The US Food and Drug Administration (FDA) gave approval to an implantable contraceptive called Implanon. The matchstick sized contraceptive is implanted beneath a woman's skin in the forearm and prevents pregnancy for three year after which it may be replaced.
Organon USA, manufacturer of Implanon said that the implant would release a low but steady dose of progestin. Implanon has already been sold in 30 countries since 1998 and an estimated 2.5 million women have benefited from using it.
"Based on clinical trial data and our review of post-marketing data from other countries, Implanon is a highly effective contraceptive that, importantly, does not depend on patient compliance," said Dr. Scott Monroe, acting director of the U.S. Food and Drug Administration's Division of Reproductive and Urologic Products.
Implanon is the first implantable birth-control device available in the United States since 2002 when another implant called Norplant was withdrawn by Wyeth.

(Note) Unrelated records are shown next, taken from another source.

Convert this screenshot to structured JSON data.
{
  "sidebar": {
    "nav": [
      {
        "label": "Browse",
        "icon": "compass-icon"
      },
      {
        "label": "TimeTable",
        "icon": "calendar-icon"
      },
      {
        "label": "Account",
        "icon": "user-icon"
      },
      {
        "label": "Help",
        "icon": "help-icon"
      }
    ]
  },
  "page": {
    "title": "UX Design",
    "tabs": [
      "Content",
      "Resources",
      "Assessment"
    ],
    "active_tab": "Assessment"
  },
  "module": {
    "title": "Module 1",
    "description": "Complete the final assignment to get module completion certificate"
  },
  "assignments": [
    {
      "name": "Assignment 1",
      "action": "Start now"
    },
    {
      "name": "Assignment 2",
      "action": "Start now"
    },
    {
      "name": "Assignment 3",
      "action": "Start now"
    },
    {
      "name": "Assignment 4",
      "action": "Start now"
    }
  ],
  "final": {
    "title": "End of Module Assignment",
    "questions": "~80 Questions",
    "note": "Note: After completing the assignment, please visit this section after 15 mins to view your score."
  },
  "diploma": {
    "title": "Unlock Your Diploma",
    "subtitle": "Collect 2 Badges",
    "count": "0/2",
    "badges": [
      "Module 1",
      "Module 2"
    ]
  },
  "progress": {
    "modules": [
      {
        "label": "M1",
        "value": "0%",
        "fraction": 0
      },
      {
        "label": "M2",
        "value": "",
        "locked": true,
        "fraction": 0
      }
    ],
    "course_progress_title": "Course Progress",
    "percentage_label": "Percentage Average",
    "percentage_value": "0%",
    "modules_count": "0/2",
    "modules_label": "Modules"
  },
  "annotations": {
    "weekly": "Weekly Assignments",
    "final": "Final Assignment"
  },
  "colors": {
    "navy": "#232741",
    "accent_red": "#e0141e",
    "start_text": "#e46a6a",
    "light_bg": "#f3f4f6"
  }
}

Organon said Implanon should be widely available in the US in 2007.